Only lines holding "heading" are wanted; copy each of them from the records below.

>>

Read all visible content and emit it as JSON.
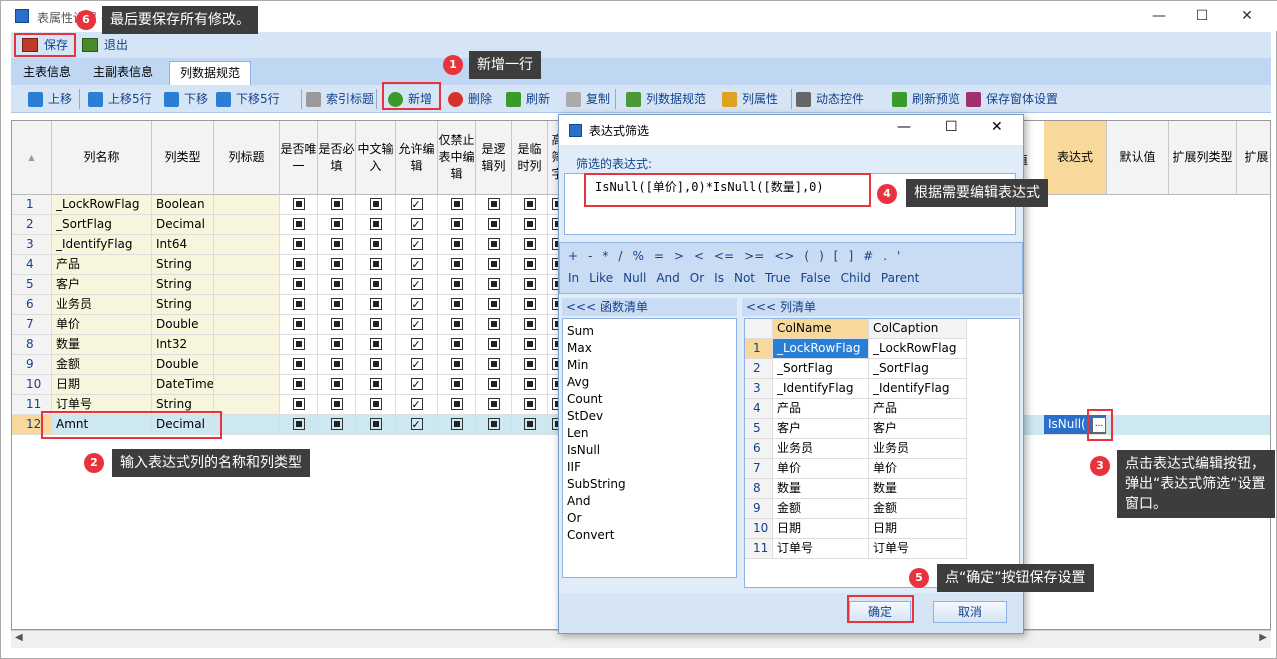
{
  "window": {
    "title": "表属性设置 - 模块"
  },
  "menubar": {
    "save": "保存",
    "exit": "退出"
  },
  "tabs": [
    "主表信息",
    "主副表信息",
    "列数据规范"
  ],
  "toolbar": [
    {
      "label": "上移",
      "icon": "arrow-up-icon"
    },
    {
      "label": "上移5行",
      "icon": "arrow-up-icon"
    },
    {
      "label": "下移",
      "icon": "arrow-down-icon"
    },
    {
      "label": "下移5行",
      "icon": "arrow-down-icon"
    },
    {
      "label": "索引标题",
      "icon": "document-icon"
    },
    {
      "label": "新增",
      "icon": "add-icon"
    },
    {
      "label": "删除",
      "icon": "delete-icon"
    },
    {
      "label": "刷新",
      "icon": "refresh-icon"
    },
    {
      "label": "复制",
      "icon": "copy-icon"
    },
    {
      "label": "列数据规范",
      "icon": "columns-icon"
    },
    {
      "label": "列属性",
      "icon": "pencil-icon"
    },
    {
      "label": "动态控件",
      "icon": "control-icon"
    },
    {
      "label": "刷新预览",
      "icon": "refresh-icon"
    },
    {
      "label": "保存窗体设置",
      "icon": "save-icon"
    }
  ],
  "grid": {
    "headers": [
      "列名称",
      "列类型",
      "列标题",
      "是否唯一",
      "是否必填",
      "中文输入",
      "允许编辑",
      "仅禁止表中编辑",
      "是逻辑列",
      "是临时列",
      "高筛字"
    ],
    "right_headers": [
      "表达式",
      "默认值",
      "扩展列类型",
      "扩展"
    ],
    "hidden_header_tail": "值",
    "rows": [
      {
        "n": "1",
        "name": "_LockRowFlag",
        "type": "Boolean"
      },
      {
        "n": "2",
        "name": "_SortFlag",
        "type": "Decimal"
      },
      {
        "n": "3",
        "name": "_IdentifyFlag",
        "type": "Int64"
      },
      {
        "n": "4",
        "name": "产品",
        "type": "String"
      },
      {
        "n": "5",
        "name": "客户",
        "type": "String"
      },
      {
        "n": "6",
        "name": "业务员",
        "type": "String"
      },
      {
        "n": "7",
        "name": "单价",
        "type": "Double"
      },
      {
        "n": "8",
        "name": "数量",
        "type": "Int32"
      },
      {
        "n": "9",
        "name": "金额",
        "type": "Double"
      },
      {
        "n": "10",
        "name": "日期",
        "type": "DateTime"
      },
      {
        "n": "11",
        "name": "订单号",
        "type": "String"
      },
      {
        "n": "12",
        "name": "Amnt",
        "type": "Decimal"
      }
    ],
    "expr_value": "IsNull(",
    "expr_button": "..."
  },
  "dialog": {
    "title": "表达式筛选",
    "expr_label": "筛选的表达式:",
    "expression": "IsNull([单价],0)*IsNull([数量],0)",
    "ops1": [
      "+",
      "-",
      "*",
      "/",
      "%",
      "=",
      ">",
      "<",
      "<=",
      ">=",
      "<>",
      "(",
      ")",
      "[",
      "]",
      "#",
      ".",
      "'"
    ],
    "ops2": [
      "In",
      "Like",
      "Null",
      "And",
      "Or",
      "Is",
      "Not",
      "True",
      "False",
      "Child",
      "Parent"
    ],
    "func_header": "<<< 函数清单",
    "col_header": "<<< 列清单",
    "functions": [
      "Sum",
      "Max",
      "Min",
      "Avg",
      "Count",
      "StDev",
      "Len",
      "IsNull",
      "IIF",
      "SubString",
      "And",
      "Or",
      "Convert"
    ],
    "col_headers": [
      "ColName",
      "ColCaption"
    ],
    "columns": [
      [
        "1",
        "_LockRowFlag",
        "_LockRowFlag"
      ],
      [
        "2",
        "_SortFlag",
        "_SortFlag"
      ],
      [
        "3",
        "_IdentifyFlag",
        "_IdentifyFlag"
      ],
      [
        "4",
        "产品",
        "产品"
      ],
      [
        "5",
        "客户",
        "客户"
      ],
      [
        "6",
        "业务员",
        "业务员"
      ],
      [
        "7",
        "单价",
        "单价"
      ],
      [
        "8",
        "数量",
        "数量"
      ],
      [
        "9",
        "金额",
        "金额"
      ],
      [
        "10",
        "日期",
        "日期"
      ],
      [
        "11",
        "订单号",
        "订单号"
      ]
    ],
    "ok": "确定",
    "cancel": "取消"
  },
  "callouts": [
    {
      "n": "1",
      "text": "新增一行"
    },
    {
      "n": "2",
      "text": "输入表达式列的名称和列类型"
    },
    {
      "n": "3",
      "text": "点击表达式编辑按钮，弹出“表达式筛选”设置窗口。"
    },
    {
      "n": "4",
      "text": "根据需要编辑表达式"
    },
    {
      "n": "5",
      "text": "点“确定”按钮保存设置"
    },
    {
      "n": "6",
      "text": "最后要保存所有修改。"
    }
  ],
  "colors": {
    "accent": "#e8323c",
    "callout_bg": "#3d3d3d",
    "ribbon": "#d6e5f5",
    "selected_row": "#cde8f0"
  }
}
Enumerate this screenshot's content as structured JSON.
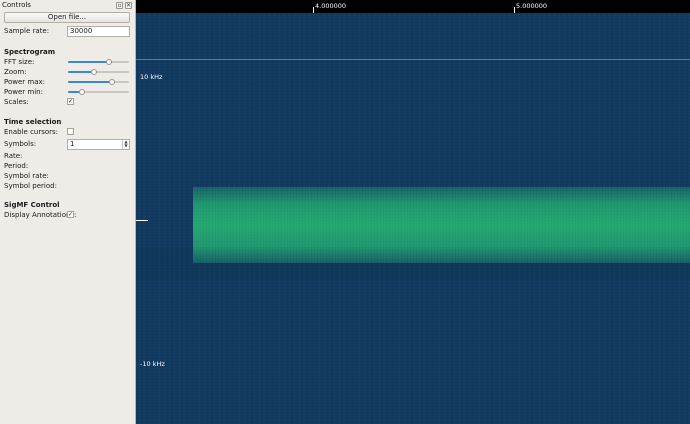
{
  "dock": {
    "title": "Controls",
    "open_file_label": "Open file...",
    "sample_rate": {
      "label": "Sample rate:",
      "value": "30000"
    }
  },
  "spectrogram": {
    "heading": "Spectrogram",
    "fft_size": {
      "label": "FFT size:",
      "level": 0.67
    },
    "zoom": {
      "label": "Zoom:",
      "level": 0.42
    },
    "power_max": {
      "label": "Power max:",
      "level": 0.72
    },
    "power_min": {
      "label": "Power min:",
      "level": 0.23
    },
    "scales": {
      "label": "Scales:",
      "checked": true
    }
  },
  "time_selection": {
    "heading": "Time selection",
    "enable_cursors": {
      "label": "Enable cursors:",
      "checked": false
    },
    "symbols": {
      "label": "Symbols:",
      "value": "1"
    },
    "rate_label": "Rate:",
    "period_label": "Period:",
    "symbol_rate_label": "Symbol rate:",
    "symbol_period_label": "Symbol period:"
  },
  "sigmf": {
    "heading": "SigMF Control",
    "display_annotations": {
      "label": "Display Annotations:",
      "checked": true
    }
  },
  "plot": {
    "time_ticks": [
      "4.000000",
      "5.000000"
    ],
    "freq_labels": {
      "top": "10 kHz",
      "bottom": "-10 kHz"
    },
    "colors": {
      "background": "#10345a",
      "signal": "#22a06c",
      "marker_line": "#3aa36a"
    }
  }
}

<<

• **Exercise result**
    "heading": "Spectrogram",
    "heading": "Time selection",
    "heading": "SigMF Control",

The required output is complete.